Sending the very best
Danny's mom will be 79 Sunday.
Or, as she said during a recent conversation, with the same enthusiasm as a seven-year-who knows he'll soon be eight, "I'll be 80 next year."
So, if you've had to shove me out of the way at the greeting card aisle, please forgive me for taking so long. But the card must be perfect. And in order to know with certainty that I've found the perfect card, I have to look at all of them. The only question that remains is will I go for the sappy hearts and flowers, attempting to capture all that she has meant to us through the years or will I blind side her with a sarcastic jibe at her increasing years? (She loves a good laugh, after all, and none more than at her own expense.)
Whatever I decide, I couldn't possibly settle for an everyday, plain Jane birthday greeting.
After all, this woman has served as my surrogate mother for more than 35 years. I can only imagine her misgivings the first time Danny walked me through the door and introduced me as his girlfriend. Scrawny and ill-kempt, I swung on a pendulum between utter shyness and, sometimes ill-advised, exuberance. I'm sure she didn't know what to think. I certainly turned her well-ordered world topsy-turvy. I don't think it's stopped spinning yet.
I wonder if she remembers the night in March 1972, when I showed up, unannounced and uninvited, on her doorstop, after walking the best part of the 18 miles between my parent's home and hers. She pulled the door open, opened the screen, said, "Danny, someone's here to see you." Within 5 minutes Danny had the keys to her car in hand so he could drive me home.
I'm sure she remembers our first dinner party, when she demonstrated the danger of losing a Green Stamp butter knife down the kitchen drain, by losing a Green Stamp butter knife down the kitchen drain.
And I know she remembers leading us to exile in the wilds of Wyoming after our foolish foray to Wichita in the winter of 1974.
In spite of all this, and so much more she has never been anything less than kind to me. When Lisa was delivered by emergency cesarean while Danny was working in the high country, she took me to her home from the hospital and waited on me hand and foot. It seems that some 24 years earlier, she Danny had been delivered by emergency cesarean while his dad was working as an over-the-road truck driver. She came home from the hospital to three young daughters and no one to help. She was determined that I not suffer a similar experience. Needs unmet by others were unfailingly met by her.
I must admit, I took advantage of her good nature more than once over the years. And since she is no one's doormat, she let me know when I crossed the line, but was ever ready to forgive and forget, never holding a grudge or withholding her affection.
No, not just any greeting card will do.
Just as the rote prayers I learned as a child will no longer do. They were the only prayers I ever spoke or, for that matter, heard, while growing up. We weren't church people and though Dad revered the Bible, I never saw him read it. But, unfailingly, before each meal we would pray:
"God is great
"God is good
"Now we thank him
"For this food. Amen"
and at bedtime:
"Now I lay me
"Down to sleep
"I pray the Lord

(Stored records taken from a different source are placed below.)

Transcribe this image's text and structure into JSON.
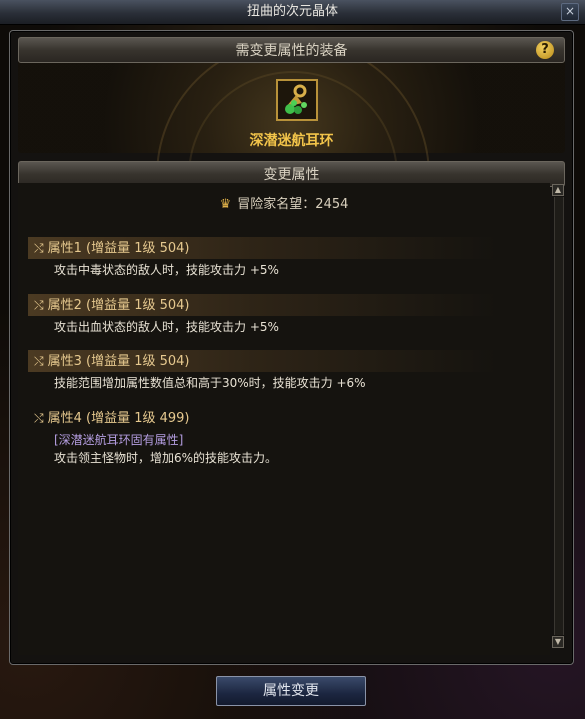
{
  "window": {
    "title": "扭曲的次元晶体",
    "close_glyph": "×"
  },
  "equip_section": {
    "header": "需变更属性的装备",
    "help_glyph": "?",
    "item_icon": "earring-item-icon",
    "item_name": "深潜迷航耳环"
  },
  "attr_section": {
    "header": "变更属性",
    "fame_label": "冒险家名望",
    "fame_separator": "：",
    "fame_value": "2454",
    "attributes": [
      {
        "title": "属性1 (增益量 1级 504)",
        "desc": "攻击中毒状态的敌人时，技能攻击力 +5%",
        "note": ""
      },
      {
        "title": "属性2 (增益量 1级 504)",
        "desc": "攻击出血状态的敌人时，技能攻击力 +5%",
        "note": ""
      },
      {
        "title": "属性3 (增益量 1级 504)",
        "desc": "技能范围增加属性数值总和高于30%时，技能攻击力 +6%",
        "note": ""
      },
      {
        "title": "属性4 (增益量 1级 499)",
        "desc": "攻击领主怪物时，增加6%的技能攻击力。",
        "note": "[深潜迷航耳环固有属性]"
      }
    ]
  },
  "footer": {
    "change_button": "属性变更"
  },
  "colors": {
    "item_name": "#f2c44a",
    "attr_title": "#e6c98f",
    "fixed_note": "#b49de0"
  }
}
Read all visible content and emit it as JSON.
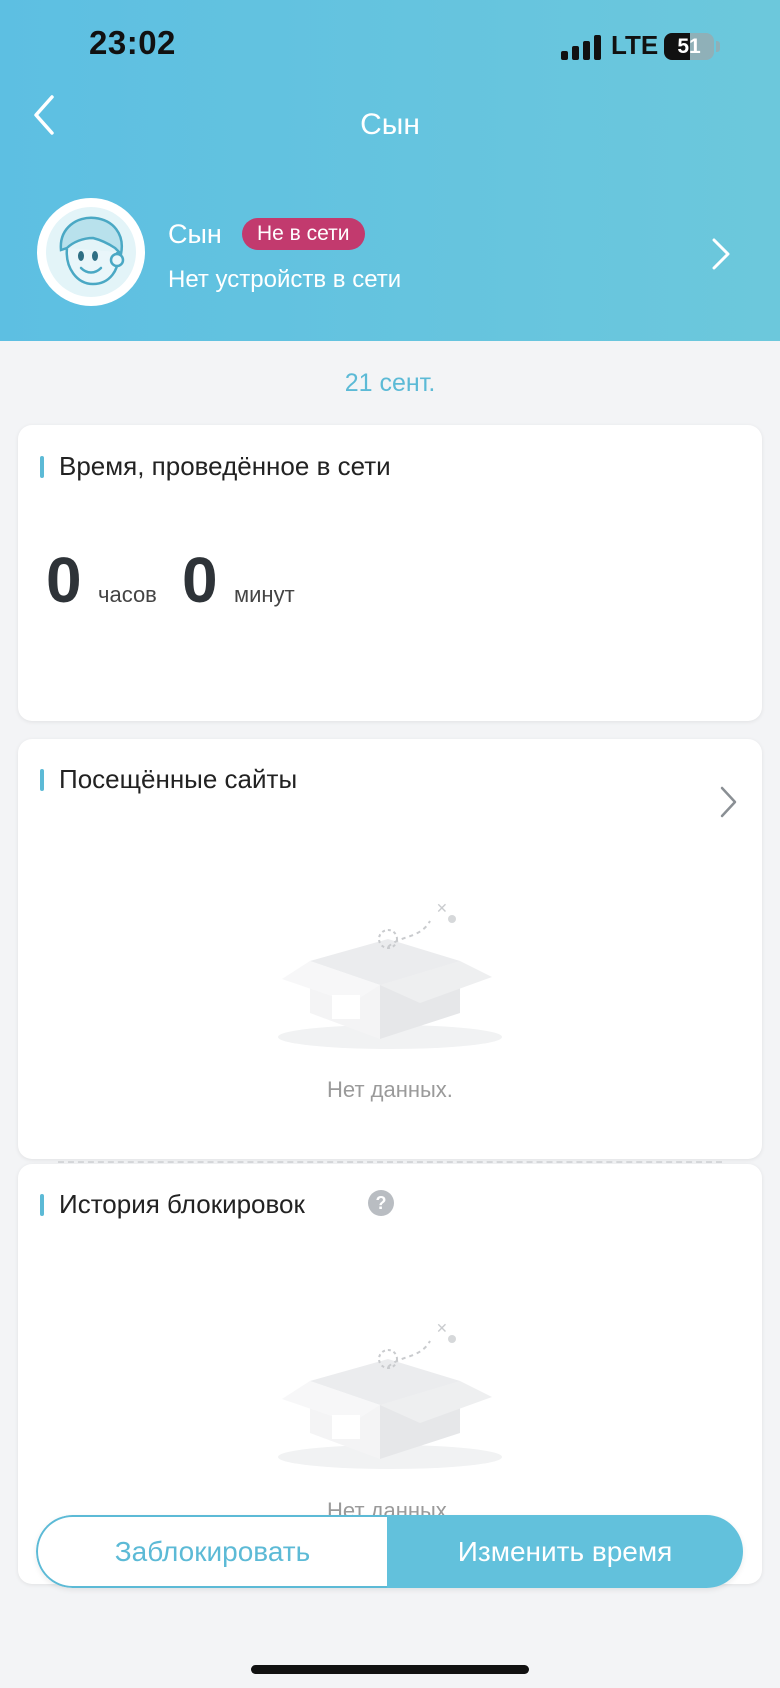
{
  "status_bar": {
    "time": "23:02",
    "network": "LTE",
    "battery": "51",
    "battery_level": 0.51
  },
  "header": {
    "title": "Сын",
    "back_icon": "chevron-left-icon"
  },
  "profile": {
    "name": "Сын",
    "status": "Не в сети",
    "subtitle": "Нет устройств в сети",
    "status_color": "#c23a6e"
  },
  "date": "21 сент.",
  "online_time": {
    "title": "Время, проведённое в сети",
    "hours": "0",
    "hours_unit": "часов",
    "minutes": "0",
    "minutes_unit": "минут"
  },
  "visited_sites": {
    "title": "Посещённые сайты",
    "empty_text": "Нет данных."
  },
  "block_history": {
    "title": "История блокировок",
    "help_icon": "question-icon",
    "empty_text": "Нет данных."
  },
  "actions": {
    "block_label": "Заблокировать",
    "change_time_label": "Изменить время"
  },
  "colors": {
    "accent": "#5cbad6",
    "header_gradient_start": "#5dbfe2",
    "header_gradient_end": "#6cc8dc"
  }
}
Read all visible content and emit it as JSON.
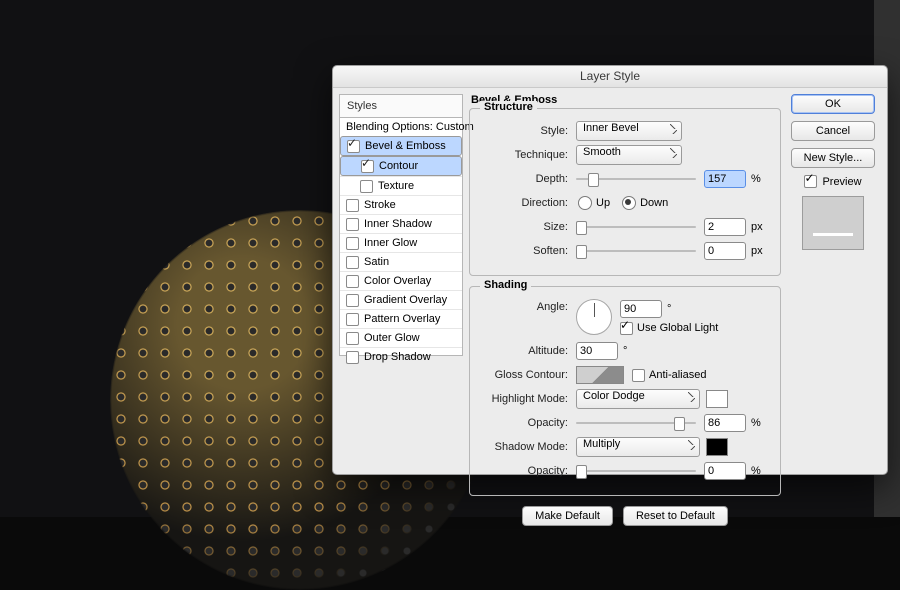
{
  "dialog": {
    "title": "Layer Style"
  },
  "styles_header": "Styles",
  "styles": {
    "blending": "Blending Options: Custom",
    "bevel": "Bevel & Emboss",
    "contour": "Contour",
    "texture": "Texture",
    "stroke": "Stroke",
    "inner_shadow": "Inner Shadow",
    "inner_glow": "Inner Glow",
    "satin": "Satin",
    "color_overlay": "Color Overlay",
    "gradient_overlay": "Gradient Overlay",
    "pattern_overlay": "Pattern Overlay",
    "outer_glow": "Outer Glow",
    "drop_shadow": "Drop Shadow"
  },
  "section_title": "Bevel & Emboss",
  "structure": {
    "legend": "Structure",
    "style_label": "Style:",
    "style_value": "Inner Bevel",
    "technique_label": "Technique:",
    "technique_value": "Smooth",
    "depth_label": "Depth:",
    "depth_value": "157",
    "depth_unit": "%",
    "direction_label": "Direction:",
    "dir_up": "Up",
    "dir_down": "Down",
    "size_label": "Size:",
    "size_value": "2",
    "size_unit": "px",
    "soften_label": "Soften:",
    "soften_value": "0",
    "soften_unit": "px"
  },
  "shading": {
    "legend": "Shading",
    "angle_label": "Angle:",
    "angle_value": "90",
    "angle_unit": "°",
    "global_light": "Use Global Light",
    "altitude_label": "Altitude:",
    "altitude_value": "30",
    "altitude_unit": "°",
    "gloss_label": "Gloss Contour:",
    "antialiased": "Anti-aliased",
    "highlight_mode_label": "Highlight Mode:",
    "highlight_mode_value": "Color Dodge",
    "highlight_color": "#ffffff",
    "hi_opacity_label": "Opacity:",
    "hi_opacity_value": "86",
    "hi_opacity_unit": "%",
    "shadow_mode_label": "Shadow Mode:",
    "shadow_mode_value": "Multiply",
    "shadow_color": "#000000",
    "sh_opacity_label": "Opacity:",
    "sh_opacity_value": "0",
    "sh_opacity_unit": "%"
  },
  "buttons": {
    "make_default": "Make Default",
    "reset_default": "Reset to Default",
    "ok": "OK",
    "cancel": "Cancel",
    "new_style": "New Style...",
    "preview": "Preview"
  }
}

"My soul to keep
"If I should die
"Before I wake
"I pray the Lord
"My soul to take. Amen"
Eventually I taught my own children the same rote prayers, and in so doing, failed them. Because I failed to teach them about God's daily, personal interaction in their lives.
Not any longer. I have learned to name his benefits, his blessings, his personal interaction in my life each and every day.
Because God is great. And he is unfailing good. He knows me fully and well as his own dear child thanks to his Son, Jesus. Every day he makes certain that I have plenty to eat, a soft, clean palce to lay my head and good work in my hand to do. He encourages me through the dark days. He wipes away my tears. He replaces fear with courage. He is the author of my hope for today and for all of eternity. A rote prayer? A form letter? I don't think so.
Just as Mom deserves so much more than even Hallmark - sending the very best - can manufacture, so too, does God.
Jesus' disciples asked him one day, "Lord teach us to pray." And he did. He provided a model for prayer that is unequaled. (Matthew 6:9-13 KJV) In that prayer, God is acknowledged as Father, a role he has longed to play in his created man's existence since time began. His holy attributes are recognized. Our daily needs, of bread, forgiveness, and protection are met therein. And, by the time the prayer is finished, God is praised and his will is made paramount to our own. All is, therefore, as it should be. However, as much as I love what came to be called the Lord's prayer, as much as I love to hear it and to recite it, it is not a rote prayer or a magical incantation. It is a model. Honor God. Trust God -- to provide, to forgive and to protect. And bring your will into submission to his. Or as I like to say, "Pray until the prayer becomes praise."
"He who sacrifices thank offerings honors me and he prepares the way so that I may show him the salvation of God." Psalm 50:23 (NIV)
Things you won't see in heaven: